The automotive marketplace is on the move! It is the usual practice that rather than make 'major changes,' automakers make 'useful improvements' to their vehicle gearbox offerings.
For example, direct fuel injection, electric water pumps, internet and electronic interface systems, and cutting edge transmissions to name just a few. And once something is offered by one vehicle manufacturer the very competitive nature of the business demands that the others quickly follow to maintain sales.
Most all vehicle manufactures are offering or will very soon offer automatic transmissions that can be shifted manually with buttons or paddles on the steering wheel. Not only are such transmissions responsive and enjoyable to use but they offer excellent fuel mileage that equals or betters even the current six-speed manual transmissions. Oh, some manufacturers are still providing some 5-speed manuals, however, the six-speed gearbox will soon be leaving the 5-speed in the dust.

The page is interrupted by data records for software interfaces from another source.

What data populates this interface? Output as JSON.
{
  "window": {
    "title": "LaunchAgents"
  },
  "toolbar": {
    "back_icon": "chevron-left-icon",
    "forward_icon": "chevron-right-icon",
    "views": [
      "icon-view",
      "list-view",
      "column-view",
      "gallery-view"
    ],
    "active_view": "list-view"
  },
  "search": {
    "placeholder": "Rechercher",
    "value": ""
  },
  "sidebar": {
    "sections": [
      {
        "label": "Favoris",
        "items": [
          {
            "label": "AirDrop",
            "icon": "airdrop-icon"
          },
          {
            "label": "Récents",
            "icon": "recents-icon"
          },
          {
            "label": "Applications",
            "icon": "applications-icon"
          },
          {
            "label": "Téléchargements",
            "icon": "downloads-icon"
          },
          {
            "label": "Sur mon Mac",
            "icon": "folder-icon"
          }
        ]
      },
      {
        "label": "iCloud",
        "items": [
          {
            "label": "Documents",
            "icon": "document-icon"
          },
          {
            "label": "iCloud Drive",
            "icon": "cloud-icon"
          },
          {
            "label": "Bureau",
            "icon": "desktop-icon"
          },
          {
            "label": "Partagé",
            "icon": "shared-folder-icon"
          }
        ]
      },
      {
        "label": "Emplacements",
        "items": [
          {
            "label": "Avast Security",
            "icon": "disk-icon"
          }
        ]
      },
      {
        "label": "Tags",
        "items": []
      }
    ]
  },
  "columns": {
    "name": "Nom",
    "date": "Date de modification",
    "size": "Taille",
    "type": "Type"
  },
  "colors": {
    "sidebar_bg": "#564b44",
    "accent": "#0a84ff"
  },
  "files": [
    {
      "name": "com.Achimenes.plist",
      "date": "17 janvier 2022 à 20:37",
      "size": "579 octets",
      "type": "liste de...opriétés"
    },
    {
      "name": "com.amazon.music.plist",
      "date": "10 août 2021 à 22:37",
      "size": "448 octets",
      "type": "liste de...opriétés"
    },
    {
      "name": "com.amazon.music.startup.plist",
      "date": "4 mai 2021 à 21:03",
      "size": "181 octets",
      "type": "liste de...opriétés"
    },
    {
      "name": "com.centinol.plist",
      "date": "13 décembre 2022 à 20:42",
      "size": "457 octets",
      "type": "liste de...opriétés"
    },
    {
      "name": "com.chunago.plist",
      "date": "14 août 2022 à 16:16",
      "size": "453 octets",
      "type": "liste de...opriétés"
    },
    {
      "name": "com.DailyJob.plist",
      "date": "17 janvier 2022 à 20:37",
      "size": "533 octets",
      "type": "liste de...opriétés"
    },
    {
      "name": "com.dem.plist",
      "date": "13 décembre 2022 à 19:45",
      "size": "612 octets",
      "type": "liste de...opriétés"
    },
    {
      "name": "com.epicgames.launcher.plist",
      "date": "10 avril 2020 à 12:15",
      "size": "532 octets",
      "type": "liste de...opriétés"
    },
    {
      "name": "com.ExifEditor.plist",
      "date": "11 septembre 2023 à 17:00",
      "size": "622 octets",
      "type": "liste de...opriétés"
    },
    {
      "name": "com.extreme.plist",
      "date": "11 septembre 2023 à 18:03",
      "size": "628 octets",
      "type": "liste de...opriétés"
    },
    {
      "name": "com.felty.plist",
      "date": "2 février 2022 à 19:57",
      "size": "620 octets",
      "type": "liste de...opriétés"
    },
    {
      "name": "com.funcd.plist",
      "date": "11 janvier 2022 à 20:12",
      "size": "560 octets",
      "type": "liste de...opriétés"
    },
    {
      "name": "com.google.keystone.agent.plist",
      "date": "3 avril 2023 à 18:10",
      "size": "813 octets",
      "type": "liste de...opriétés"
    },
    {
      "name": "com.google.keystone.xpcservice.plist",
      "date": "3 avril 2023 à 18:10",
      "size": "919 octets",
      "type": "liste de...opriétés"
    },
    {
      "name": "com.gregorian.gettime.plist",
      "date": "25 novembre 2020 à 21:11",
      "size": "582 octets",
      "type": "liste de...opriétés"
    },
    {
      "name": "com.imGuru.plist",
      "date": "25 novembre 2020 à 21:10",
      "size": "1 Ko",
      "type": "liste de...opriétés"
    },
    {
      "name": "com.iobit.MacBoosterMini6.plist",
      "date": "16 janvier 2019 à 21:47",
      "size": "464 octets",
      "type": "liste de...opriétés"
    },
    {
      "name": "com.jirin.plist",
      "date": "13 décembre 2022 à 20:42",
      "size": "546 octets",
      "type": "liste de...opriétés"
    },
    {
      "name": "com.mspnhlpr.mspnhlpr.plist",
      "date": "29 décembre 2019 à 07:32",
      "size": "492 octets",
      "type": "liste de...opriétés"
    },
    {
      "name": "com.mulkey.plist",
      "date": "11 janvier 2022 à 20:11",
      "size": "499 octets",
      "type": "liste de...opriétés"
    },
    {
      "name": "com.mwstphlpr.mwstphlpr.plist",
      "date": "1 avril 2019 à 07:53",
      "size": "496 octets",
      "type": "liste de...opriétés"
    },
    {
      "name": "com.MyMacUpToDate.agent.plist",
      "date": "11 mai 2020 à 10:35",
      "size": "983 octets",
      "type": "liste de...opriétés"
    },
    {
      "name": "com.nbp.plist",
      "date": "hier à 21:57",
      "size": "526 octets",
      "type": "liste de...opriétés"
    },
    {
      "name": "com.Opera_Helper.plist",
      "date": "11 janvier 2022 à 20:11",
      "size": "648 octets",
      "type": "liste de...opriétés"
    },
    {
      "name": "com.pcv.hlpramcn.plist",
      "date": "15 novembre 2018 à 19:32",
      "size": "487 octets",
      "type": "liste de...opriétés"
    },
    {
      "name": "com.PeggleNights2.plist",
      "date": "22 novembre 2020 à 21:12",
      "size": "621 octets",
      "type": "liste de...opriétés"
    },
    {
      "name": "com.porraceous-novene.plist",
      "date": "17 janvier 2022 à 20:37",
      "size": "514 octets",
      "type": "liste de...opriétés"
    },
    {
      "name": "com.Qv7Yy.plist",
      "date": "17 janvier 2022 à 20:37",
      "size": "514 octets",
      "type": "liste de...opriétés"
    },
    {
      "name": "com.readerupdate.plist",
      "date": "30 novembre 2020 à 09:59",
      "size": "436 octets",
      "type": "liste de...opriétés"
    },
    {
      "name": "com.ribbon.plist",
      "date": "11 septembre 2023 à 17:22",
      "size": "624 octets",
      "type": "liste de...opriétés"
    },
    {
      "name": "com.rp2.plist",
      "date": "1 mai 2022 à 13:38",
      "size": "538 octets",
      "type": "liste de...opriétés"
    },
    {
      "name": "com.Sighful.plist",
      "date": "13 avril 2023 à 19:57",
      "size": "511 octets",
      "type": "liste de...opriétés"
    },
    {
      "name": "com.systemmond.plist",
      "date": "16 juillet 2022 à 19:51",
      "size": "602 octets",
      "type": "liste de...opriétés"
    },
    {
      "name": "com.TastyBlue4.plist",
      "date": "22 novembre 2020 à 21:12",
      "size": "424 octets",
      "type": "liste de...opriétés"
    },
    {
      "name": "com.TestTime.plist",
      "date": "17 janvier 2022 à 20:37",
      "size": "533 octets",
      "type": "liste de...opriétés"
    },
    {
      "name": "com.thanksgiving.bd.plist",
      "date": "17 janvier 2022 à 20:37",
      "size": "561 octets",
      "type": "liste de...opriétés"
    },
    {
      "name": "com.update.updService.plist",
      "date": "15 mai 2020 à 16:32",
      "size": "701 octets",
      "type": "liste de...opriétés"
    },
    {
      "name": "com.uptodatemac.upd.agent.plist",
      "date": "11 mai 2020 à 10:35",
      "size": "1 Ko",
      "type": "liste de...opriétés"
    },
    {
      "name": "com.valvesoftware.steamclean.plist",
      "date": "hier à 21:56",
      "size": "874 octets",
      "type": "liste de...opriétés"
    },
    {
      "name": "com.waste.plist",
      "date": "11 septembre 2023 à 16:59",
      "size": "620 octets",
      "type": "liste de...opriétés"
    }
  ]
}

So which transmission choice is better for you? In the past, enthusiasts and performance junkies almost always preferred the manual gearbox with a clutch pedal because of its driving involvement and fuel mileage. However, the manumatic automatics provide many of the manual's benefits but the convenience and ease of use in urban traffic.
How do the two transmission stack up at the test track? Cars equipped with manumatic automatic transmissions and five and six-speed manuals were compared at a short and tight autocross track that included many curves. The comparison focused on shift times, ease of operation and how well the transmissions met drivers' expectations.
The cars tested included a pair of 2009 Mitsubishi Lancer Evolutions equipped with a 5-speed manual gearbox and a 6-speed sequential twin-clutch (but no clutch pedal) that could be left in automatic mode or manually shifted with paddles on the steering wheel or with a console-mounted shift lever. Additionally, a pair of 2009 Porsche Cayman S cars with a six-speed manual and a PDK dual-clutch (no clutch pedal) system. Last, but not least, a pair of 2010 Lamborghini Gallardo Balbornis equipped with a six-speed manual as well as a six-speed dual clutch (no clutch pedal) system.
The results indicated that the manumatic automatic transmission Mitsubishi was about one second faster getting around the 50 second race track than its manual transmission brother. The data also showed that the manumatic automatic was quicker during all the hard acceleration points on the track. With this transmission, the driver did not need to focus simultaneously on the steering wheel, the clutch, and the shifter. Additionally, through the turns, the driver was able to keep both hands on the steering wheel as the transmission could be shifted at the steering wheel.
The results were also the same for the Porsche Cayman and the Lamborghini as the manumatic transmissions came out on top. On average a manual gearbox took the driver about .40 second to shift and the manumatic automatic took .25 second or almost one-half the time to shift! This is understandable when you realize that in a dual-clutch semiautomatic transmission, when the transmission is being driven in one gear, the other bank of the gearbox is preparing the next gear. Thus, when the driver hits the steering wheel paddle, the other clutch hydraulically engages and the clutch being used disengages at the same time. On the manual transmission, however, after the clutch pedal is pressed in, the driver needs to push the shift level forward or pull it back and then let out the cutch. Such movement indeed takes time!
Of the manumatic automatic transmissions, it must be mentioned that the Porsche and the Lamborghini shift times and shift quality (some shifts become a bit lazier and sometimes the computer shifted earlier than optimal) varied somewhat as the units heated up. Regarding these 'variations,' such transmissions are quite new and these small glitches should soon disappear. Another aspect of these 'new and future' transmissions is the great number of parts including computers needed in their operation. If one of these transmissions goes out, what will be the cost to have it repaired? The (CVT) continuously variable transmission has a much simpler design and only a few parts compared to the manumatic automatics.
To summarize, the new manumatic automatic transmissions offer the quickest time at the track (this is why all Formula 1 cars are equipped with such transmissions and the manual gearboxes in this sport have long disappeared). Additionally, such transmissions provide no sweat in stop-and-go traffic.
Many younger drivers cannot drive a manual transmission (I started to driveone successfully without being taught. I worked at a machine shop when I was asked to make a delivery in a manual transmission truck and off I went!).
If you are a driver that likes to be involved in driving and interacting with your machine to the greatest extent, the manual transmission may will provide the most driving pleasure. I guess it comes down to what driving experience 'you' want!
As it is difficult for one vehicle to do everything well, I maintain that a driver might want to have an automatic transmission when he will be doing mostly stop-and-go driving and a manual gearbox for open road and interstate driving. It would be similar to having an all-wheel drive crossover for carrying cargo, towing, or winter driving, and a manual transmission car for summer driving. It would be the best of both transmissions to be enjoyed to the fullest extent.